Title: Postdoctoral Fellowship in Communication Analysis, Modeling, and Intervention in Autism Spectrum Disorder
Location: Lexington, Massachusetts, US
Employer: Lurie Center for Autism, Massachusetts General Hospital
Supervisors/Mentors: Lisa Nowinski, PhD: Massachusetts General Hospital, Lurie Center for Autism, Thomas Quatieri, PhD: MIT Lincoln Laboratory, and Jacob Hooker, PhD: Massachusetts General Hospital, Lurie Center for Autism
Communication Project Overview
The MGH Lurie Center for Autism is seeking a candidate to join a growing and innovative research team in the production, perception and underlying neurobiology of communication in autism spectrum disorder (ASD). One primary research objective is to use advanced signal sensing, neurophysiological mechanistic modeling and analysis technologies to characterize elements of vocal, behavioral, and ‘silent’ (i.e., anticipatory or planned) means of expression and uncover where along the neuro-sensorimotor pathway the challenges of communication lie, from the near fluent to the minimally verbal and nonverbal ASD individual. One key premise is the breakdown of the perceptuomotor link that is essential in the action-perception loop responsible for fluent speech production. This loop can be challenged at different scales of phonetic, syllabic and linguistic sequencing. Characterization will occur synergistically with translation by testing from the clinic to naturalistic environments (home, school, community) in order to achieve large data sets. Here we will use advanced signal enhancement, human/brain-to-machine, and auditory and other sensory feedback technologies to promote the generation of speech or, when speech is not possible, alternative forms of communication.

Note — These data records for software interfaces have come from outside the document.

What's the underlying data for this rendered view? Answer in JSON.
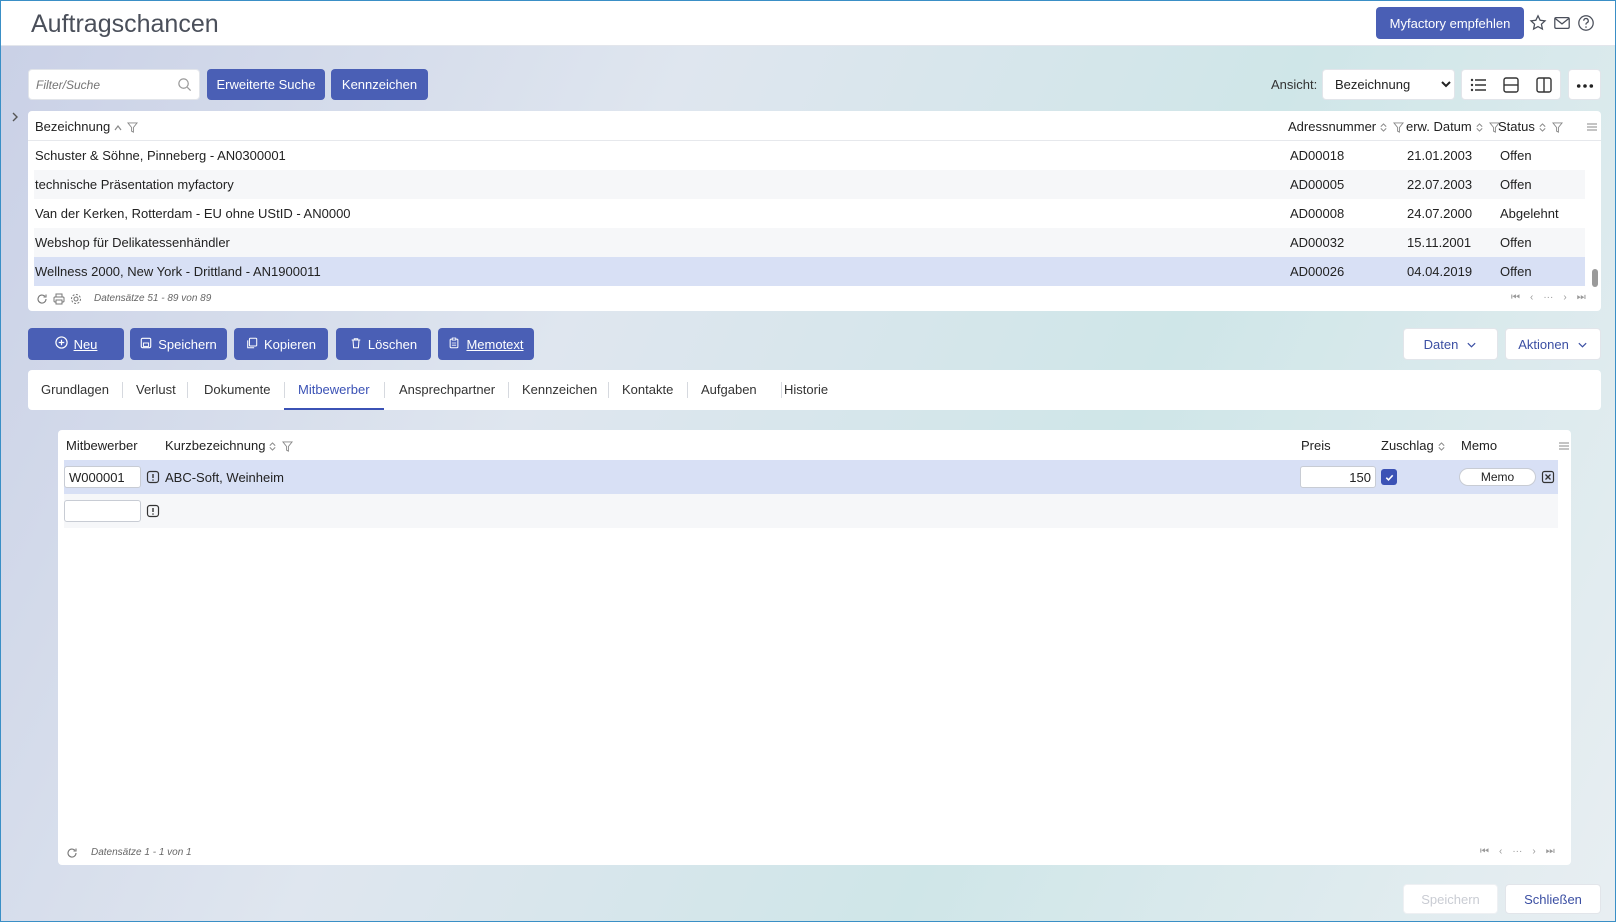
{
  "app": {
    "title": "Auftragschancen",
    "recommend_label": "Myfactory empfehlen"
  },
  "toolbar": {
    "search_placeholder": "Filter/Suche",
    "advanced_search_label": "Erweiterte Suche",
    "kennzeichen_label": "Kennzeichen",
    "view_label": "Ansicht:",
    "view_selected": "Bezeichnung"
  },
  "grid": {
    "columns": [
      "Bezeichnung",
      "Adressnummer",
      "erw. Datum",
      "Status"
    ],
    "rows": [
      {
        "bezeichnung": "Schuster & Söhne, Pinneberg - AN0300001",
        "adresse": "AD00018",
        "datum": "21.01.2003",
        "status": "Offen"
      },
      {
        "bezeichnung": "technische Präsentation myfactory",
        "adresse": "AD00005",
        "datum": "22.07.2003",
        "status": "Offen"
      },
      {
        "bezeichnung": "Van der Kerken, Rotterdam - EU ohne UStID - AN0000",
        "adresse": "AD00008",
        "datum": "24.07.2000",
        "status": "Abgelehnt"
      },
      {
        "bezeichnung": "Webshop für Delikatessenhändler",
        "adresse": "AD00032",
        "datum": "15.11.2001",
        "status": "Offen"
      },
      {
        "bezeichnung": "Wellness 2000, New York - Drittland - AN1900011",
        "adresse": "AD00026",
        "datum": "04.04.2019",
        "status": "Offen"
      }
    ],
    "footer": "Datensätze 51 - 89 von 89"
  },
  "actions": {
    "new": "Neu",
    "save": "Speichern",
    "copy": "Kopieren",
    "delete": "Löschen",
    "memotext": "Memotext",
    "data": "Daten",
    "actions": "Aktionen"
  },
  "tabs": [
    "Grundlagen",
    "Verlust",
    "Dokumente",
    "Mitbewerber",
    "Ansprechpartner",
    "Kennzeichen",
    "Kontakte",
    "Aufgaben",
    "Historie"
  ],
  "active_tab": "Mitbewerber",
  "subgrid": {
    "columns": {
      "mitbewerber": "Mitbewerber",
      "kurz": "Kurzbezeichnung",
      "preis": "Preis",
      "zuschlag": "Zuschlag",
      "memo": "Memo"
    },
    "row": {
      "mitbewerber": "W000001",
      "kurz": "ABC-Soft, Weinheim",
      "preis": "150",
      "memo_label": "Memo"
    },
    "footer": "Datensätze 1 - 1 von 1"
  },
  "bottom": {
    "save": "Speichern",
    "close": "Schließen"
  },
  "colors": {
    "primary": "#4a5fb5",
    "selected_row": "#d8e0f5",
    "active_tab": "#3b52b5"
  }
}
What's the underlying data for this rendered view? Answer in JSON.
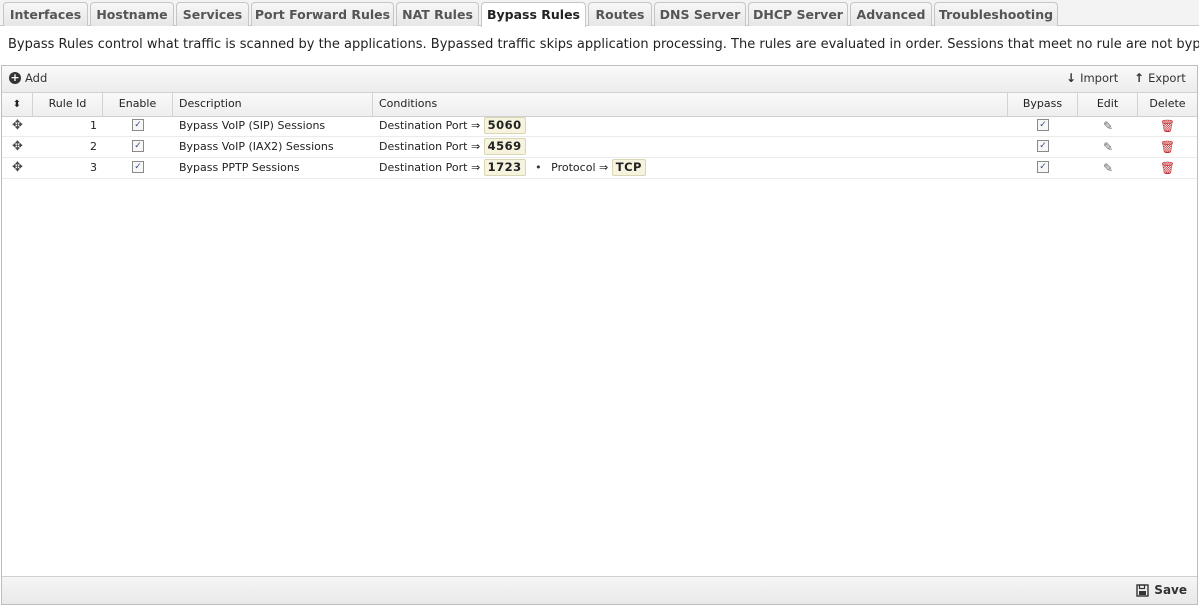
{
  "tabs": [
    {
      "label": "Interfaces",
      "active": false
    },
    {
      "label": "Hostname",
      "active": false
    },
    {
      "label": "Services",
      "active": false
    },
    {
      "label": "Port Forward Rules",
      "active": false
    },
    {
      "label": "NAT Rules",
      "active": false
    },
    {
      "label": "Bypass Rules",
      "active": true
    },
    {
      "label": "Routes",
      "active": false
    },
    {
      "label": "DNS Server",
      "active": false
    },
    {
      "label": "DHCP Server",
      "active": false
    },
    {
      "label": "Advanced",
      "active": false
    },
    {
      "label": "Troubleshooting",
      "active": false
    }
  ],
  "description": "Bypass Rules control what traffic is scanned by the applications. Bypassed traffic skips application processing. The rules are evaluated in order. Sessions that meet no rule are not bypassed.",
  "toolbar": {
    "add_label": "Add",
    "import_label": "Import",
    "export_label": "Export"
  },
  "grid": {
    "columns": {
      "rule_id": "Rule Id",
      "enable": "Enable",
      "description": "Description",
      "conditions": "Conditions",
      "bypass": "Bypass",
      "edit": "Edit",
      "delete": "Delete"
    },
    "rows": [
      {
        "rule_id": "1",
        "enabled": true,
        "description": "Bypass VoIP (SIP) Sessions",
        "conditions": [
          {
            "name": "Destination Port",
            "value": "5060"
          }
        ],
        "bypass": true
      },
      {
        "rule_id": "2",
        "enabled": true,
        "description": "Bypass VoIP (IAX2) Sessions",
        "conditions": [
          {
            "name": "Destination Port",
            "value": "4569"
          }
        ],
        "bypass": true
      },
      {
        "rule_id": "3",
        "enabled": true,
        "description": "Bypass PPTP Sessions",
        "conditions": [
          {
            "name": "Destination Port",
            "value": "1723"
          },
          {
            "name": "Protocol",
            "value": "TCP"
          }
        ],
        "bypass": true
      }
    ]
  },
  "condition_operator": "⇒",
  "condition_separator": "•",
  "footer": {
    "save_label": "Save"
  },
  "icons": {
    "sort": "sort-icon",
    "drag": "move-icon",
    "edit": "pencil-icon",
    "delete": "trash-icon",
    "add": "plus-circle-icon",
    "import": "arrow-down-icon",
    "export": "arrow-up-icon",
    "save": "floppy-icon"
  },
  "colors": {
    "delete_icon": "#c0282d",
    "value_badge_bg": "#f6f4de"
  }
}
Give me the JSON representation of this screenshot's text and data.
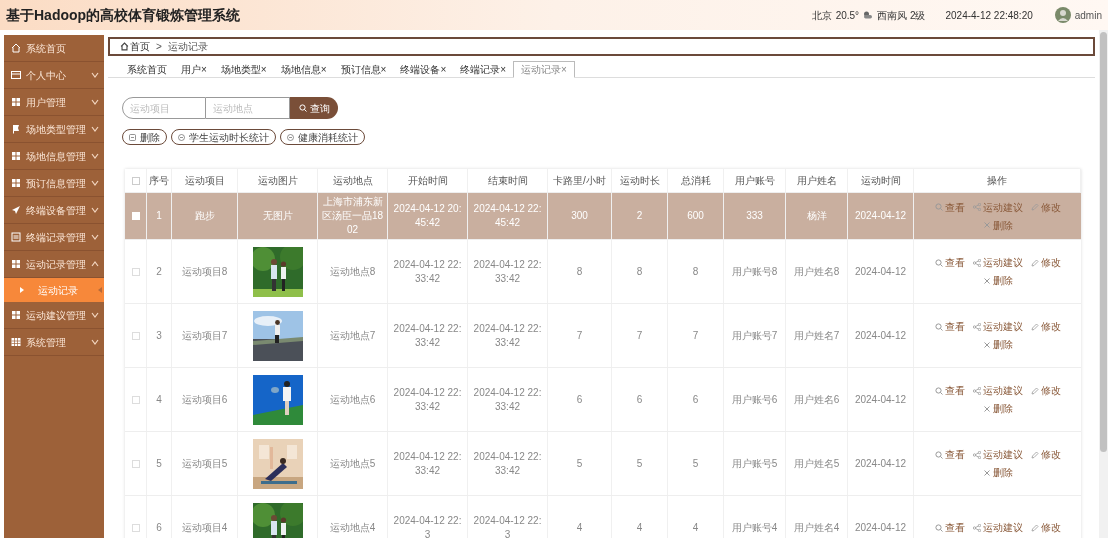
{
  "header": {
    "title": "基于Hadoop的高校体育锻炼管理系统",
    "city": "北京",
    "temperature": "20.5°",
    "wind": "西南风 2级",
    "datetime": "2024-4-12 22:48:20",
    "user": "admin"
  },
  "sidebar": {
    "items": [
      {
        "label": "系统首页"
      },
      {
        "label": "个人中心",
        "expanded": false
      },
      {
        "label": "用户管理",
        "expanded": false
      },
      {
        "label": "场地类型管理",
        "expanded": false
      },
      {
        "label": "场地信息管理",
        "expanded": false
      },
      {
        "label": "预订信息管理",
        "expanded": false
      },
      {
        "label": "终端设备管理",
        "expanded": false
      },
      {
        "label": "终端记录管理",
        "expanded": false
      },
      {
        "label": "运动记录管理",
        "expanded": true,
        "children": [
          {
            "label": "运动记录",
            "selected": true
          }
        ]
      },
      {
        "label": "运动建议管理",
        "expanded": false
      },
      {
        "label": "系统管理",
        "expanded": false
      }
    ]
  },
  "breadcrumb": [
    "首页",
    "运动记录"
  ],
  "breadcrumb_separator": ">",
  "tabs": [
    {
      "label": "系统首页",
      "selected": false
    },
    {
      "label": "用户×",
      "selected": false
    },
    {
      "label": "场地类型×",
      "selected": false
    },
    {
      "label": "场地信息×",
      "selected": false
    },
    {
      "label": "预订信息×",
      "selected": false
    },
    {
      "label": "终端设备×",
      "selected": false
    },
    {
      "label": "终端记录×",
      "selected": false
    },
    {
      "label": "运动记录×",
      "selected": true
    }
  ],
  "search": {
    "fields": [
      {
        "placeholder": "运动项目"
      },
      {
        "placeholder": "运动地点"
      }
    ],
    "button": "查询"
  },
  "actions": [
    "删除",
    "学生运动时长统计",
    "健康消耗统计"
  ],
  "table": {
    "select_all": {
      "checked": false
    },
    "columns": [
      "序号",
      "运动项目",
      "运动图片",
      "运动地点",
      "开始时间",
      "结束时间",
      "卡路里/小时",
      "运动时长",
      "总消耗",
      "用户账号",
      "用户姓名",
      "运动时间",
      "操作"
    ],
    "rows": [
      {
        "selected": true,
        "cells": [
          "1",
          "跑步",
          {
            "kind": "text",
            "text": "无图片"
          },
          "上海市浦东新区汤臣一品1802",
          "2024-04-12 20:45:42",
          "2024-04-12 22:45:42",
          "300",
          "2",
          "600",
          "333",
          "杨洋",
          "2024-04-12"
        ],
        "actions": [
          {
            "kind": "view",
            "label": "查看"
          },
          {
            "kind": "advice",
            "label": "运动建议"
          },
          {
            "kind": "edit",
            "label": "修改"
          },
          {
            "kind": "delete",
            "label": "删除"
          }
        ]
      },
      {
        "selected": false,
        "cells": [
          "2",
          "运动项目8",
          {
            "kind": "picture"
          },
          "运动地点8",
          "2024-04-12 22:33:42",
          "2024-04-12 22:33:42",
          "8",
          "8",
          "8",
          "用户账号8",
          "用户姓名8",
          "2024-04-12"
        ],
        "actions": [
          {
            "kind": "view",
            "label": "查看"
          },
          {
            "kind": "advice",
            "label": "运动建议"
          },
          {
            "kind": "edit",
            "label": "修改"
          },
          {
            "kind": "delete",
            "label": "删除"
          }
        ]
      },
      {
        "selected": false,
        "cells": [
          "3",
          "运动项目7",
          {
            "kind": "picture"
          },
          "运动地点7",
          "2024-04-12 22:33:42",
          "2024-04-12 22:33:42",
          "7",
          "7",
          "7",
          "用户账号7",
          "用户姓名7",
          "2024-04-12"
        ],
        "actions": [
          {
            "kind": "view",
            "label": "查看"
          },
          {
            "kind": "advice",
            "label": "运动建议"
          },
          {
            "kind": "edit",
            "label": "修改"
          },
          {
            "kind": "delete",
            "label": "删除"
          }
        ]
      },
      {
        "selected": false,
        "cells": [
          "4",
          "运动项目6",
          {
            "kind": "picture"
          },
          "运动地点6",
          "2024-04-12 22:33:42",
          "2024-04-12 22:33:42",
          "6",
          "6",
          "6",
          "用户账号6",
          "用户姓名6",
          "2024-04-12"
        ],
        "actions": [
          {
            "kind": "view",
            "label": "查看"
          },
          {
            "kind": "advice",
            "label": "运动建议"
          },
          {
            "kind": "edit",
            "label": "修改"
          },
          {
            "kind": "delete",
            "label": "删除"
          }
        ]
      },
      {
        "selected": false,
        "cells": [
          "5",
          "运动项目5",
          {
            "kind": "picture"
          },
          "运动地点5",
          "2024-04-12 22:33:42",
          "2024-04-12 22:33:42",
          "5",
          "5",
          "5",
          "用户账号5",
          "用户姓名5",
          "2024-04-12"
        ],
        "actions": [
          {
            "kind": "view",
            "label": "查看"
          },
          {
            "kind": "advice",
            "label": "运动建议"
          },
          {
            "kind": "edit",
            "label": "修改"
          },
          {
            "kind": "delete",
            "label": "删除"
          }
        ]
      },
      {
        "selected": false,
        "cells": [
          "6",
          "运动项目4",
          {
            "kind": "picture"
          },
          "运动地点4",
          "2024-04-12 22:3",
          "2024-04-12 22:3",
          "4",
          "4",
          "4",
          "用户账号4",
          "用户姓名4",
          "2024-04-12"
        ],
        "actions": [
          {
            "kind": "view",
            "label": "查看"
          },
          {
            "kind": "advice",
            "label": "运动建议"
          },
          {
            "kind": "edit",
            "label": "修改"
          }
        ]
      }
    ]
  }
}
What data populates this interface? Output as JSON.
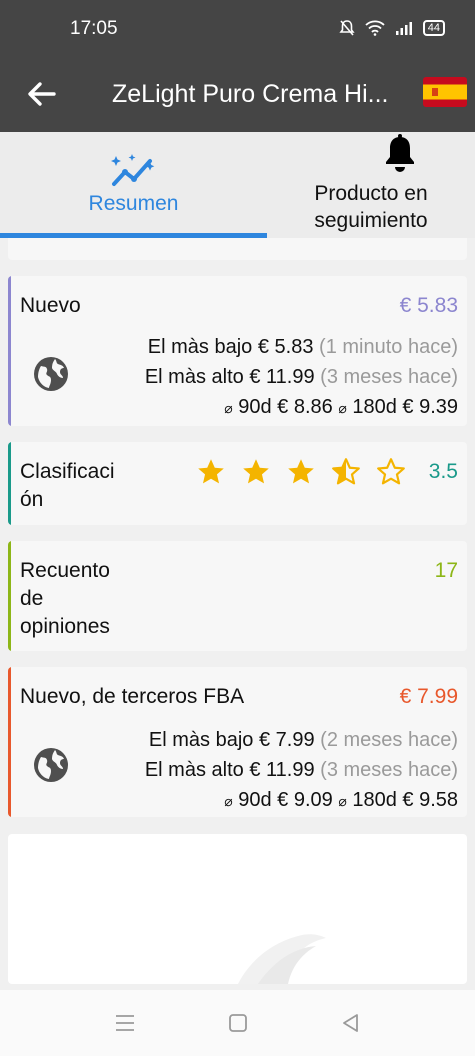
{
  "status": {
    "time": "17:05",
    "battery": "44"
  },
  "appbar": {
    "title": "ZeLight Puro Crema Hi..."
  },
  "tabs": [
    {
      "label": "Resumen"
    },
    {
      "label": "Producto en seguimiento"
    }
  ],
  "cards": {
    "nuevo": {
      "title": "Nuevo",
      "value": "€ 5.83",
      "low_label": "El màs bajo",
      "low_value": "€ 5.83",
      "low_ago": "(1 minuto hace)",
      "high_label": "El màs alto",
      "high_value": "€ 11.99",
      "high_ago": "(3 meses hace)",
      "avg_symbol": "⌀",
      "d90_label": "90d",
      "d90_value": "€ 8.86",
      "d180_label": "180d",
      "d180_value": "€ 9.39"
    },
    "rating": {
      "title_l1": "Clasificaci",
      "title_l2": "ón",
      "value": "3.5",
      "stars": 3.5
    },
    "reviews": {
      "l1": "Recuento",
      "l2": "de",
      "l3": "opiniones",
      "value": "17"
    },
    "fba": {
      "title": "Nuevo, de terceros FBA",
      "value": "€ 7.99",
      "low_label": "El màs bajo",
      "low_value": "€ 7.99",
      "low_ago": "(2 meses hace)",
      "high_label": "El màs alto",
      "high_value": "€ 11.99",
      "high_ago": "(3 meses hace)",
      "avg_symbol": "⌀",
      "d90_label": "90d",
      "d90_value": "€ 9.09",
      "d180_label": "180d",
      "d180_value": "€ 9.58"
    }
  },
  "colors": {
    "nuevo": "#8c86cf",
    "rating": "#1a9a8a",
    "reviews": "#8db617",
    "fba": "#e8582c",
    "accent": "#2e86de",
    "star": "#f4b400"
  }
}
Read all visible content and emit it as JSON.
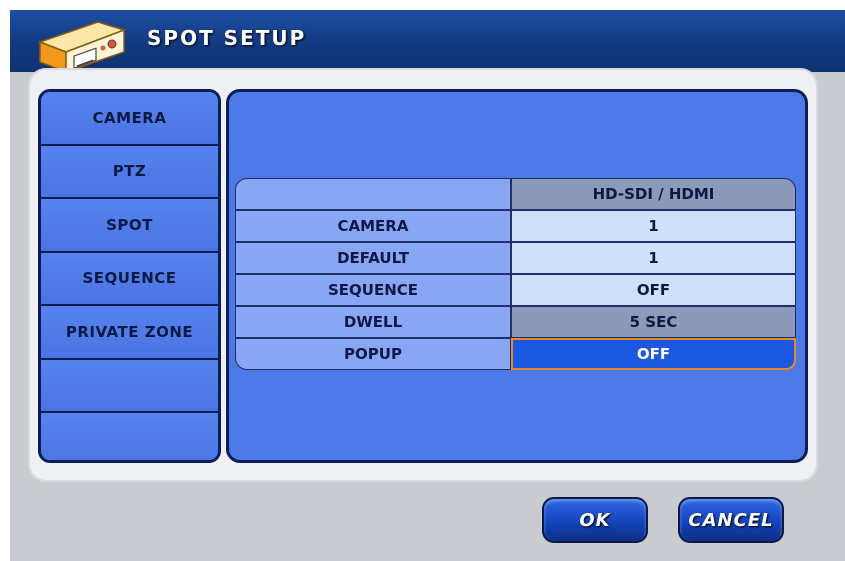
{
  "window": {
    "title": "SPOT SETUP"
  },
  "sidebar": {
    "items": [
      {
        "label": "CAMERA"
      },
      {
        "label": "PTZ"
      },
      {
        "label": "SPOT"
      },
      {
        "label": "SEQUENCE"
      },
      {
        "label": "PRIVATE ZONE"
      },
      {
        "label": ""
      },
      {
        "label": ""
      }
    ]
  },
  "table": {
    "header": {
      "label": "",
      "value": "HD-SDI / HDMI"
    },
    "rows": [
      {
        "label": "CAMERA",
        "value": "1"
      },
      {
        "label": "DEFAULT",
        "value": "1"
      },
      {
        "label": "SEQUENCE",
        "value": "OFF"
      },
      {
        "label": "DWELL",
        "value": "5 SEC"
      },
      {
        "label": "POPUP",
        "value": "OFF"
      }
    ]
  },
  "buttons": {
    "ok": "OK",
    "cancel": "CANCEL"
  },
  "colors": {
    "titlebar": "#123a82",
    "panel_blue": "#4d79e8",
    "selected_border": "#e78a2c",
    "selected_fill": "#1c57e0"
  }
}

A scientific basis for algorithm development will involve computational and mechanistic models of the speech, language and auditory pathways and their interplay with each other and with fine and gross motor movements, as well as multi-modal data collection and analysis.
The candidate will be involved in richly characterizing the vocal, neural, and behavioral communication strengths and weaknesses in a range of individuals with ASD and rapidly bringing biofeedback technology to naturalistic environments, with the objective to develop translational breakthroughs leading to a first-of-its-kind Communication Technologies Enhancement Center (CTEC) where the individual with ASD can obtain a personalized device and methodology to promote their own communication.
- The candidate should hold a doctorate in Electrical Engineering, Biomedical Engineering, Computer Science, Neural Science, Speech and Hearing Science, or a similar technical field.
- Strong multimodal and neurophysiological signal processing and modeling; speech/hearing bioscience and technology background.
- Demonstrated real-world signal processing, modeling, and machine learning implementations with MATLAB, Python, and/or C++
- Publication record.
- Familiarity with neural science (preferably modeling of neuro-motor and sensory systems) and the neural basis of speech perception and production, vision, and fine- and gross-motor movement.
- Familiarity with neuroimaging, on- and off-body sensing, neural-science-based algorithm development, brain and human computer interfaces, and computational models, as well as data collection and analysis.
Email your curriculum vitae and a cover letter of interest to LurieCenter@partners.org.